** Opening Given entries block **

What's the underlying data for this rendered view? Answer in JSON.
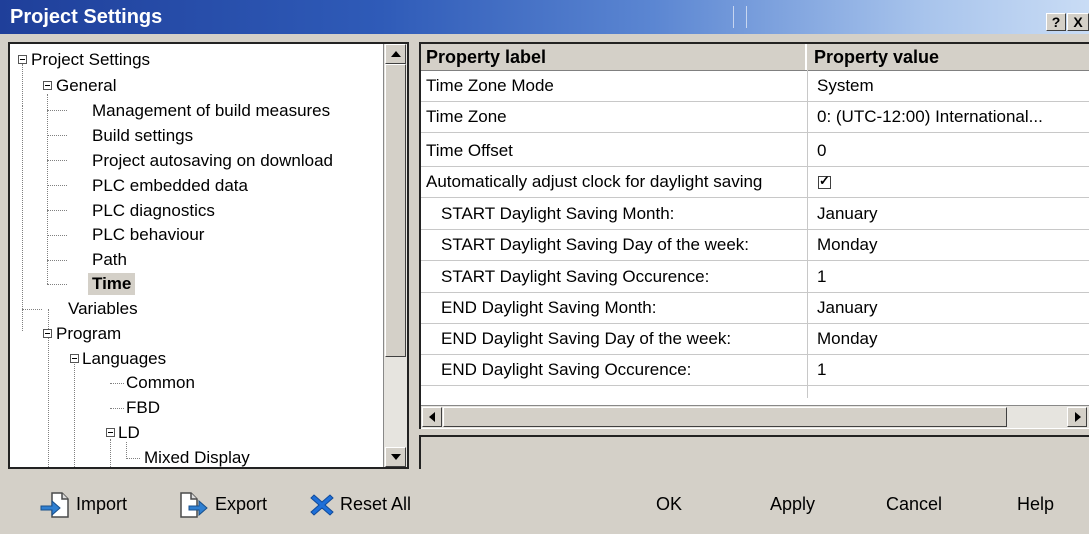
{
  "window": {
    "title": "Project Settings",
    "help_label": "?",
    "close_label": "X"
  },
  "tree": {
    "items": [
      {
        "label": "Project Settings"
      },
      {
        "label": "General"
      },
      {
        "label": "Management of build measures"
      },
      {
        "label": "Build settings"
      },
      {
        "label": "Project autosaving on download"
      },
      {
        "label": "PLC embedded data"
      },
      {
        "label": "PLC diagnostics"
      },
      {
        "label": "PLC behaviour"
      },
      {
        "label": "Path"
      },
      {
        "label": "Time",
        "selected": true
      },
      {
        "label": "Variables"
      },
      {
        "label": "Program"
      },
      {
        "label": "Languages"
      },
      {
        "label": "Common"
      },
      {
        "label": "FBD"
      },
      {
        "label": "LD"
      },
      {
        "label": "Mixed Display"
      }
    ]
  },
  "properties": {
    "header_label": "Property label",
    "header_value": "Property value",
    "rows": [
      {
        "label": "Time Zone Mode",
        "value": "System"
      },
      {
        "label": "Time Zone",
        "value": "0: (UTC-12:00) International..."
      },
      {
        "label": "Time Offset",
        "value": "0"
      },
      {
        "label": "Automatically adjust clock for daylight saving",
        "checked": true
      },
      {
        "label": "START Daylight Saving Month:",
        "value": "January"
      },
      {
        "label": "START Daylight Saving Day of the week:",
        "value": "Monday"
      },
      {
        "label": "START Daylight Saving Occurence:",
        "value": "1"
      },
      {
        "label": "END Daylight Saving Month:",
        "value": "January"
      },
      {
        "label": "END Daylight Saving Day of the week:",
        "value": "Monday"
      },
      {
        "label": "END Daylight Saving Occurence:",
        "value": "1"
      }
    ]
  },
  "footer": {
    "import_label": "Import",
    "export_label": "Export",
    "reset_label": "Reset All",
    "ok_label": "OK",
    "apply_label": "Apply",
    "cancel_label": "Cancel",
    "help_label": "Help"
  },
  "colors": {
    "title_start": "#1f3f9a",
    "title_end": "#c9dcf5",
    "dialog_bg": "#d4d0c8",
    "reset_icon": "#1e6fd9"
  }
}
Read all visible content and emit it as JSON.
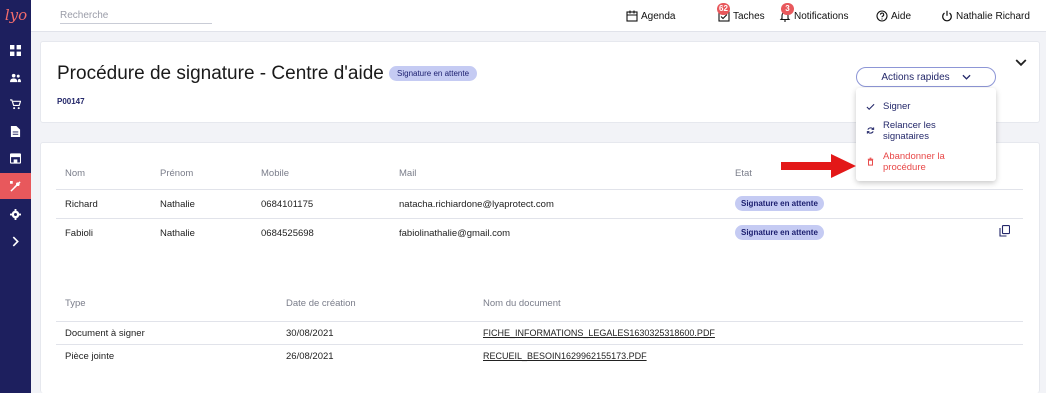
{
  "app": {
    "logo_text": "lyo"
  },
  "colors": {
    "sidebar": "#1d1f5e",
    "accent": "#e8585c",
    "badge_bg": "#c5cbf3",
    "primary_text": "#24286a",
    "danger": "#e84848"
  },
  "sidebar": {
    "items": [
      {
        "icon": "dashboard-icon"
      },
      {
        "icon": "users-icon"
      },
      {
        "icon": "cart-icon"
      },
      {
        "icon": "document-icon"
      },
      {
        "icon": "store-icon"
      },
      {
        "icon": "tools-icon",
        "active": true
      },
      {
        "icon": "settings-icon"
      },
      {
        "icon": "expand-icon"
      }
    ]
  },
  "topbar": {
    "search_placeholder": "Recherche",
    "agenda_label": "Agenda",
    "tasks_label": "Taches",
    "tasks_count": "62",
    "notifications_label": "Notifications",
    "notifications_count": "3",
    "help_label": "Aide",
    "user_label": "Nathalie Richard"
  },
  "header": {
    "title": "Procédure de signature - Centre d'aide",
    "status_badge": "Signature en attente",
    "reference": "P00147"
  },
  "quick_actions": {
    "button_label": "Actions rapides",
    "menu": [
      {
        "line1": "Signer",
        "line2": "",
        "icon": "check-icon"
      },
      {
        "line1": "Relancer les",
        "line2": "signataires",
        "icon": "refresh-icon"
      },
      {
        "line1": "Abandonner la",
        "line2": "procédure",
        "icon": "trash-icon"
      }
    ]
  },
  "signers": {
    "columns": [
      "Nom",
      "Prénom",
      "Mobile",
      "Mail",
      "Etat"
    ],
    "rows": [
      {
        "nom": "Richard",
        "prenom": "Nathalie",
        "mobile": "0684101175",
        "mail": "natacha.richiardone@lyaprotect.com",
        "etat": "Signature en attente"
      },
      {
        "nom": "Fabioli",
        "prenom": "Nathalie",
        "mobile": "0684525698",
        "mail": "fabiolinathalie@gmail.com",
        "etat": "Signature en attente"
      }
    ]
  },
  "documents": {
    "columns": [
      "Type",
      "Date de création",
      "Nom du document"
    ],
    "rows": [
      {
        "type": "Document à signer",
        "date": "30/08/2021",
        "name": "FICHE_INFORMATIONS_LEGALES1630325318600.PDF"
      },
      {
        "type": "Pièce jointe",
        "date": "26/08/2021",
        "name": "RECUEIL_BESOIN1629962155173.PDF"
      }
    ]
  }
}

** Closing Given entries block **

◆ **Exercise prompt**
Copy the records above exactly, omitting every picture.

◆ **Result below**
What's the underlying data for this rendered view? Answer in JSON.
{
  "window": {
    "title": "Project Settings",
    "help_label": "?",
    "close_label": "X"
  },
  "tree": {
    "items": [
      {
        "label": "Project Settings"
      },
      {
        "label": "General"
      },
      {
        "label": "Management of build measures"
      },
      {
        "label": "Build settings"
      },
      {
        "label": "Project autosaving on download"
      },
      {
        "label": "PLC embedded data"
      },
      {
        "label": "PLC diagnostics"
      },
      {
        "label": "PLC behaviour"
      },
      {
        "label": "Path"
      },
      {
        "label": "Time",
        "selected": true
      },
      {
        "label": "Variables"
      },
      {
        "label": "Program"
      },
      {
        "label": "Languages"
      },
      {
        "label": "Common"
      },
      {
        "label": "FBD"
      },
      {
        "label": "LD"
      },
      {
        "label": "Mixed Display"
      }
    ]
  },
  "properties": {
    "header_label": "Property label",
    "header_value": "Property value",
    "rows": [
      {
        "label": "Time Zone Mode",
        "value": "System"
      },
      {
        "label": "Time Zone",
        "value": "0: (UTC-12:00) International..."
      },
      {
        "label": "Time Offset",
        "value": "0"
      },
      {
        "label": "Automatically adjust clock for daylight saving",
        "checked": true
      },
      {
        "label": "START Daylight Saving Month:",
        "value": "January"
      },
      {
        "label": "START Daylight Saving Day of the week:",
        "value": "Monday"
      },
      {
        "label": "START Daylight Saving Occurence:",
        "value": "1"
      },
      {
        "label": "END Daylight Saving Month:",
        "value": "January"
      },
      {
        "label": "END Daylight Saving Day of the week:",
        "value": "Monday"
      },
      {
        "label": "END Daylight Saving Occurence:",
        "value": "1"
      }
    ]
  },
  "footer": {
    "import_label": "Import",
    "export_label": "Export",
    "reset_label": "Reset All",
    "ok_label": "OK",
    "apply_label": "Apply",
    "cancel_label": "Cancel",
    "help_label": "Help"
  },
  "colors": {
    "title_start": "#1f3f9a",
    "title_end": "#c9dcf5",
    "dialog_bg": "#d4d0c8",
    "reset_icon": "#1e6fd9"
  }
}
Read all visible content and emit it as JSON.
{
  "app": {
    "logo_text": "lyo"
  },
  "colors": {
    "sidebar": "#1d1f5e",
    "accent": "#e8585c",
    "badge_bg": "#c5cbf3",
    "primary_text": "#24286a",
    "danger": "#e84848"
  },
  "sidebar": {
    "items": [
      {
        "icon": "dashboard-icon"
      },
      {
        "icon": "users-icon"
      },
      {
        "icon": "cart-icon"
      },
      {
        "icon": "document-icon"
      },
      {
        "icon": "store-icon"
      },
      {
        "icon": "tools-icon",
        "active": true
      },
      {
        "icon": "settings-icon"
      },
      {
        "icon": "expand-icon"
      }
    ]
  },
  "topbar": {
    "search_placeholder": "Recherche",
    "agenda_label": "Agenda",
    "tasks_label": "Taches",
    "tasks_count": "62",
    "notifications_label": "Notifications",
    "notifications_count": "3",
    "help_label": "Aide",
    "user_label": "Nathalie Richard"
  },
  "header": {
    "title": "Procédure de signature - Centre d'aide",
    "status_badge": "Signature en attente",
    "reference": "P00147"
  },
  "quick_actions": {
    "button_label": "Actions rapides",
    "menu": [
      {
        "line1": "Signer",
        "line2": "",
        "icon": "check-icon"
      },
      {
        "line1": "Relancer les",
        "line2": "signataires",
        "icon": "refresh-icon"
      },
      {
        "line1": "Abandonner la",
        "line2": "procédure",
        "icon": "trash-icon"
      }
    ]
  },
  "signers": {
    "columns": [
      "Nom",
      "Prénom",
      "Mobile",
      "Mail",
      "Etat"
    ],
    "rows": [
      {
        "nom": "Richard",
        "prenom": "Nathalie",
        "mobile": "0684101175",
        "mail": "natacha.richiardone@lyaprotect.com",
        "etat": "Signature en attente"
      },
      {
        "nom": "Fabioli",
        "prenom": "Nathalie",
        "mobile": "0684525698",
        "mail": "fabiolinathalie@gmail.com",
        "etat": "Signature en attente"
      }
    ]
  },
  "documents": {
    "columns": [
      "Type",
      "Date de création",
      "Nom du document"
    ],
    "rows": [
      {
        "type": "Document à signer",
        "date": "30/08/2021",
        "name": "FICHE_INFORMATIONS_LEGALES1630325318600.PDF"
      },
      {
        "type": "Pièce jointe",
        "date": "26/08/2021",
        "name": "RECUEIL_BESOIN1629962155173.PDF"
      }
    ]
  }
}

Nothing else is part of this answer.